Gothic Punch & Judy [FringeTIX]
Professor Haig @ Puppet Palace
10:00pm, Fri 20 Feb 2009
There’s a fair old crowd for opening night at the Puppet Palace – maybe 25-30 people all up, including (presumably) the chap who wrote this review, which appears to be pretty thorough. I don’t know why I bother, really. Apart from generally better spelling, obviously.
So we start late, eventually filing into the Palace to find the Punch & Judy booth front-and-centre. There’s another such booth to the right, which my companion reliably informed me was more of Tudor origins than gothic. No matter; Professor Haig addresses the crowd prior to the performance, explaining that this production was based on the “original” (well, circa 19th Century, anyway) script – and as such, resurrected some of the more politically incorrect aspects of the story.
Now, this was my first ever Punch & Judy show – so I was somewhat surprised to see what an utter prick Punch is. And violent, too – for some reason, I kept getting flashbacks to A Clockwork Orange‘s idea of ultraviolence, so heavy-handed and brutal were Mr Punch’s attacks on his wife, the policeman, the hangman, and the Devil. Especially the Devil – there was some serious beating going on there. But, as befitting the “adults only” tag affixed to this show, there was also more than a hint of sex early on; but it’s the violence that lingers, with the loud cracking of Punch’s whacking stick on the other character’s wooden heads being particularly memorable.

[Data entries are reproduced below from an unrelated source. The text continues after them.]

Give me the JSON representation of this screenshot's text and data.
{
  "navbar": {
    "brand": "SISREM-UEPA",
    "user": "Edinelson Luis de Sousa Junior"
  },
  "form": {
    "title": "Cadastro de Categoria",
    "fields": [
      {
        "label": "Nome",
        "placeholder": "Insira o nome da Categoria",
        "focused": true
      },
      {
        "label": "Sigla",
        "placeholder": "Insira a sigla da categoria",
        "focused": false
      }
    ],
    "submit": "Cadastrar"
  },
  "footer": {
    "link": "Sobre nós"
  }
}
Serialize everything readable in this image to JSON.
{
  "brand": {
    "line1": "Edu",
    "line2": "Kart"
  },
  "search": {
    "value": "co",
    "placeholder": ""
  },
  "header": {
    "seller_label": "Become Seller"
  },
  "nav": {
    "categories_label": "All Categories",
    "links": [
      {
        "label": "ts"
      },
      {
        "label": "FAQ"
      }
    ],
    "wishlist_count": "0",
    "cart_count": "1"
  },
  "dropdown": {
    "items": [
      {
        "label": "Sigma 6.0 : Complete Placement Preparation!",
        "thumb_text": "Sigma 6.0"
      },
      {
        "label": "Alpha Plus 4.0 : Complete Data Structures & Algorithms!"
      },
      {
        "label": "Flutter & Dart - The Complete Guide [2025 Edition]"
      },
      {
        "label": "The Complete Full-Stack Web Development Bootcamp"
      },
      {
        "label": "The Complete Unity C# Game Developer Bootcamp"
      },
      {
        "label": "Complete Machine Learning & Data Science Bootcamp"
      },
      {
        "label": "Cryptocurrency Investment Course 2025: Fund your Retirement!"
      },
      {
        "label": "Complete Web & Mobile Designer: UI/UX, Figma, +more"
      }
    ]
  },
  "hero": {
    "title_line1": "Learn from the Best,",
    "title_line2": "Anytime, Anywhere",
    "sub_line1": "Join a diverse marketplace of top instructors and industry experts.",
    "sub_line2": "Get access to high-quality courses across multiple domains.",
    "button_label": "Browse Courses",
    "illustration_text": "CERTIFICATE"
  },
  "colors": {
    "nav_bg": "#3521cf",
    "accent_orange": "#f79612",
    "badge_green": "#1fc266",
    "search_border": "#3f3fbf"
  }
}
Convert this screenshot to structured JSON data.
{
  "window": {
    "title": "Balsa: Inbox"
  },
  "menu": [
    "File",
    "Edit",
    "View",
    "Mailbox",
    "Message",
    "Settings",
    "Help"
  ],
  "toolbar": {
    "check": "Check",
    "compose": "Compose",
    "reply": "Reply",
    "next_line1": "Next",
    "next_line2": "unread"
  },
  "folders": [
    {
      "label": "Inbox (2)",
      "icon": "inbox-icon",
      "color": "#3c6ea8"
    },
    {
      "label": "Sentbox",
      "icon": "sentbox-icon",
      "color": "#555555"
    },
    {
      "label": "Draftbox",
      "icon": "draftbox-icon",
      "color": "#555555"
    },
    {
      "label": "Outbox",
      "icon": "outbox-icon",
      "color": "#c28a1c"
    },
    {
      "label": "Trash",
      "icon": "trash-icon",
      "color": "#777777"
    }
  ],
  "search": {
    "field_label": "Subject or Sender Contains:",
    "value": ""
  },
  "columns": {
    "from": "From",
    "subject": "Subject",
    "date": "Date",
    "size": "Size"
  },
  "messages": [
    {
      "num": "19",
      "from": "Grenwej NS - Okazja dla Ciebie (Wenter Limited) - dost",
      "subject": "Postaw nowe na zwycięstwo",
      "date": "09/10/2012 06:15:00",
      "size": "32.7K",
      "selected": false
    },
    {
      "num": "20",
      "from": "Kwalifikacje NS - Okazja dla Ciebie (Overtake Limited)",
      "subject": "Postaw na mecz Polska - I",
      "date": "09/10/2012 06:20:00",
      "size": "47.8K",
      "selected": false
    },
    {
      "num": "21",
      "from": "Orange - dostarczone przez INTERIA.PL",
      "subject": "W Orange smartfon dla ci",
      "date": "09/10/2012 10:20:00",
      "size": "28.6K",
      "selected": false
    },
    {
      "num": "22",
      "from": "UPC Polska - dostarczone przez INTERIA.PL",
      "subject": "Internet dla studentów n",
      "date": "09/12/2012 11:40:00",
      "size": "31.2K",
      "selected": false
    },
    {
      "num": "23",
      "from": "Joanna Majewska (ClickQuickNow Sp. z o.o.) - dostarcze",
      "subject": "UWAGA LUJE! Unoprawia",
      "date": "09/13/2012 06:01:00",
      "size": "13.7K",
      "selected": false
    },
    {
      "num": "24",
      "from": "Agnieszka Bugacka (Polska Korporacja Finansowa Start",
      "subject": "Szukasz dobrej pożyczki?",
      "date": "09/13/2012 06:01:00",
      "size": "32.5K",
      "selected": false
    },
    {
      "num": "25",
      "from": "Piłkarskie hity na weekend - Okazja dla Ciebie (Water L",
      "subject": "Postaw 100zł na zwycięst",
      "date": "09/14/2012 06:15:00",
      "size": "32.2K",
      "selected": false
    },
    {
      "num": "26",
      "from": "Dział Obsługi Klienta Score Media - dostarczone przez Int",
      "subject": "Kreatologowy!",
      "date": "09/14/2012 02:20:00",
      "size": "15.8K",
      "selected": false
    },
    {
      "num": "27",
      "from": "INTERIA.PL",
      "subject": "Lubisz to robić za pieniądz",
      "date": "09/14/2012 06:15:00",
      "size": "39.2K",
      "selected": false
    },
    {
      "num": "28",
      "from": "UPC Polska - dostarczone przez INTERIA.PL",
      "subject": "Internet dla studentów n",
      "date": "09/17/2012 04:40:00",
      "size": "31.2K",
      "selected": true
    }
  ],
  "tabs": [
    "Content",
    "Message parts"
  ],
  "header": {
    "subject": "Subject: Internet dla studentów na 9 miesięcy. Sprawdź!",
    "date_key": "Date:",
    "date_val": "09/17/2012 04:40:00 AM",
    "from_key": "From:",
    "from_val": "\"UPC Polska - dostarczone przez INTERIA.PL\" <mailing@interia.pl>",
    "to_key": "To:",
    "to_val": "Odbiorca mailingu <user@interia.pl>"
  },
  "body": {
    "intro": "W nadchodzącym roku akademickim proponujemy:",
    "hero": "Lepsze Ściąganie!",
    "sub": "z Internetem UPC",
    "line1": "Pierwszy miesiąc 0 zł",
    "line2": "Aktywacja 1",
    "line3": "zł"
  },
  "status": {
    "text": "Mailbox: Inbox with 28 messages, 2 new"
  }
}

True, Professor Haig’s swazzle for Punch’s voice got grating after awhile, and the story… well, there’s not much resolution there, really. Complete bastard does shitty things and gets away with it. A morality play for our times, I guess. But Gothic Punch & Judy comes recommended; a decent performance, short and sweet, more a quality palate cleanser than a main course.